Several limitations should be noted in interpreting our findings. First, patients were not blinded to the injection methods, which could have biased the results. Some patients may have had the biased impression that HD is a better treatment method. Second, we used different imaging guidance methods; specifically, IAI and SAI were guided by sonography, whereas HD was guided by an image intensifier and radiopaque contrast material. Third, the volume of injected saline during HD was not consistent because the injection was continued until rupture of the capsule occurred. Fourth, although all participants were instructed to perform a home-based physical therapy exercise program, compliance was not verified individually. Fifth, although the diagnosis of primary frozen shoulder was based on physical examination, radiographs, and ultrasonography, those with labral lesions or small rotator cuff tears could have been missed. These lesions can lead to secondary frozen shoulder, but we did not perform magnetic resonance imaging to confirm its appearance. Sixth, although there was no statistical difference in the incidence of underlying disease among the groups, systemic diseases such as diabetes and hypothyroidism may have affected the treatment results for frozen shoulder. Finally, although we tried to include patients with the same stage of frozen shoulder, the individual natural history of frozen shoulder may have varied.

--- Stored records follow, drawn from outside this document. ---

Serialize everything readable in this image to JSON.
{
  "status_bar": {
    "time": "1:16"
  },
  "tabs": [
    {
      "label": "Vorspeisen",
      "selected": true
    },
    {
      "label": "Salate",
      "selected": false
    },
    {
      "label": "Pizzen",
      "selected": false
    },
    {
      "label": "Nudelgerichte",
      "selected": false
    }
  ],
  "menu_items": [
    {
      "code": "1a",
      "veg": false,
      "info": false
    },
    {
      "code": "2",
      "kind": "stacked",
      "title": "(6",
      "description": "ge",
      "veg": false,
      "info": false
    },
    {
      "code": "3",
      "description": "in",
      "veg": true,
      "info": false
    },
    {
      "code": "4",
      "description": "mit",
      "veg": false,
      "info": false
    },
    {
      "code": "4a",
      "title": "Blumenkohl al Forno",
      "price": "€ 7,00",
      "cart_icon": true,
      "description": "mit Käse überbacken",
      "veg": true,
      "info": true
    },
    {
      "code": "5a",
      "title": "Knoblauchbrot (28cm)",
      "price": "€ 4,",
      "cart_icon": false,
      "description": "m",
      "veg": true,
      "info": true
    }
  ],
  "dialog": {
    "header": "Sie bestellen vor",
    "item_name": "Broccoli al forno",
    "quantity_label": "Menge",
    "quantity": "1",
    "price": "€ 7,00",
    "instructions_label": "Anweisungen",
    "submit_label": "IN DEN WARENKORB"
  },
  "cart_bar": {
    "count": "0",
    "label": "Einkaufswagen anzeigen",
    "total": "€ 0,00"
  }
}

Among the 3 injection methods of IAI, SAI, and HD for primary frozen shoulder, HD led to better pain scores and ROM at 1 month and better functional scores at 1 month and 3 months. However, the 3 injection methods provided similar clinical outcomes at the final follow-up of 6 months with the numbers available.
The authors, their immediate families, and any research foundations with which they are affiliated have not received any financial payments or other benefits from any commercial entity related to the subject of this article.
We thank Ae-Sun Chang (A.-S.C.) for the support in data collection.
Treatment of rigid shoulders by joint distension during arthrography.